Georgia among the top states with opioid overdose deaths

ATLANTA — The White House has declared the opioid crisis across the country as a public health emergency.

The super-potent narcotics are sending more Georgia users into critical overdose.

Officials at Wellstar Atlanta Medical Center said they are finding a mega dose of the reversal drug known as Narcan is the only thing saves people from a fatal overdose.

MONDAY AT 5: Prescription heroin: The alternative approach to opioid addiction?

“It's taking 10-20 times the amount of medicine to reverse it,” Wellstar Atlanta Medical Center President Kim Ryan told Stouffer.

Georgia stands among the top 11 states in the country with the most prescription opioid overdose deaths, according to the Georgia Department of Public Health.

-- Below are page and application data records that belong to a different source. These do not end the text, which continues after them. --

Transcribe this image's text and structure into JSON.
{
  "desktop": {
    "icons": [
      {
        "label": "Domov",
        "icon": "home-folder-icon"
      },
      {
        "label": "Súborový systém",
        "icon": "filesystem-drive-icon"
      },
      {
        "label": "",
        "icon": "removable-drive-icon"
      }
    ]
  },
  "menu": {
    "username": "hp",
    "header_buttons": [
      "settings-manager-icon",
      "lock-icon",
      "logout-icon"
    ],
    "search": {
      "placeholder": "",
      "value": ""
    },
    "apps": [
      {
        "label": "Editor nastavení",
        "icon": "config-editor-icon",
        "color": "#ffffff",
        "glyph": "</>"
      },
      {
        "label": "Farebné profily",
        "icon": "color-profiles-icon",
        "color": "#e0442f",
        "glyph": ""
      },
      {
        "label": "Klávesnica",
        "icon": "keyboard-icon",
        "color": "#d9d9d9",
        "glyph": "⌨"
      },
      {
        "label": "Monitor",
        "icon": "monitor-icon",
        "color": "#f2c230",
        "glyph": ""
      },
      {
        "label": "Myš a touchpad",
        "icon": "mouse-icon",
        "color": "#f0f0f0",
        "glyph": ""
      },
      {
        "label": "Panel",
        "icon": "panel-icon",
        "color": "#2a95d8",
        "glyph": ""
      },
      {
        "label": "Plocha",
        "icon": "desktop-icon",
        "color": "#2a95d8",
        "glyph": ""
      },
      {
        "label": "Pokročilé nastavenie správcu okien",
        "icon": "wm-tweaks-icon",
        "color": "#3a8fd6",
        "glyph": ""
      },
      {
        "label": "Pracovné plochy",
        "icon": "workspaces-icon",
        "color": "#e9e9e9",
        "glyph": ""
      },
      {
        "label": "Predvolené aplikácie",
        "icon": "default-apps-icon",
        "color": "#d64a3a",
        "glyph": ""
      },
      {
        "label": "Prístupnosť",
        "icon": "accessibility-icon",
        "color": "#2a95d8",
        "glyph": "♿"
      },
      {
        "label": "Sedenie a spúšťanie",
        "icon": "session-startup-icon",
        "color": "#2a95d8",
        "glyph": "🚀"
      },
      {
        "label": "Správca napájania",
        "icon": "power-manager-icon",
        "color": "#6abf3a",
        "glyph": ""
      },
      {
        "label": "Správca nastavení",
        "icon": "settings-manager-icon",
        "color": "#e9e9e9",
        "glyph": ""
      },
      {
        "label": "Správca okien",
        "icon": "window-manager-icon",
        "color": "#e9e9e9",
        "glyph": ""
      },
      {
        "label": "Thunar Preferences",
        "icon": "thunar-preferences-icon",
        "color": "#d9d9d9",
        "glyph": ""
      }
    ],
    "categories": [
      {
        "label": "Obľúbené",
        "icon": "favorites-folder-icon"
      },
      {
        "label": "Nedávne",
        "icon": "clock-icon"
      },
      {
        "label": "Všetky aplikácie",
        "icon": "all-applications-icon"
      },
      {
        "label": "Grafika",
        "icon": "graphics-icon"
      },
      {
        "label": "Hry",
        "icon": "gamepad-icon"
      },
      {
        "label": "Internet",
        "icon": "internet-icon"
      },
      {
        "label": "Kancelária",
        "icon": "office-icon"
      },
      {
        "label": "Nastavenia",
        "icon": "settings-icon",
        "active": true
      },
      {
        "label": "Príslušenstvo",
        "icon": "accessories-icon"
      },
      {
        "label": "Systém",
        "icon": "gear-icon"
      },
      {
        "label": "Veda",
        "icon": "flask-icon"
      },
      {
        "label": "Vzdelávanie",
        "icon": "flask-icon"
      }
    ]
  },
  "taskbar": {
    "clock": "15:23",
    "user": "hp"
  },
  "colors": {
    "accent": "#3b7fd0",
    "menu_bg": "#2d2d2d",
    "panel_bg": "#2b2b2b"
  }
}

“It’s shooting up taxes, it's shooting up costs for public safety and we're losing more Georgians,” said Len Pagano, president of the Safe America Foundation.

[READ: Fulton County to sue drug manufacturers in fight against opioid epidemic]

The department said deaths related to drug overdoses are now almost equal to deaths due to motor vehicle crashes.

Georgia has seen a significant rise in drug overdose deaths, tripling between 1999 and 2013, with a large part of them attributed to opioid use.

“I think this issue has really begun to overwhelm our communities. Most Georgians don't realize how serious this issue is,” Pagano said.

[READ: Walgreens to begin selling OTC Narcan to combat opioid epidemic]

Recent data from the department of health shows 55 of Georgia’s 159 counties had higher drug overdose rates than the U.S. average in 2014.

That rate marks a significant increase from 11 years ago, when just 26 Georgia counties exceeded the U.S. average.

Monday, we travel to one city that is using a controversial approach to helping the opioid epidemic and look into if it could be used in Georgia to help saves lives, on Channel 2 Action News at 5 p.m.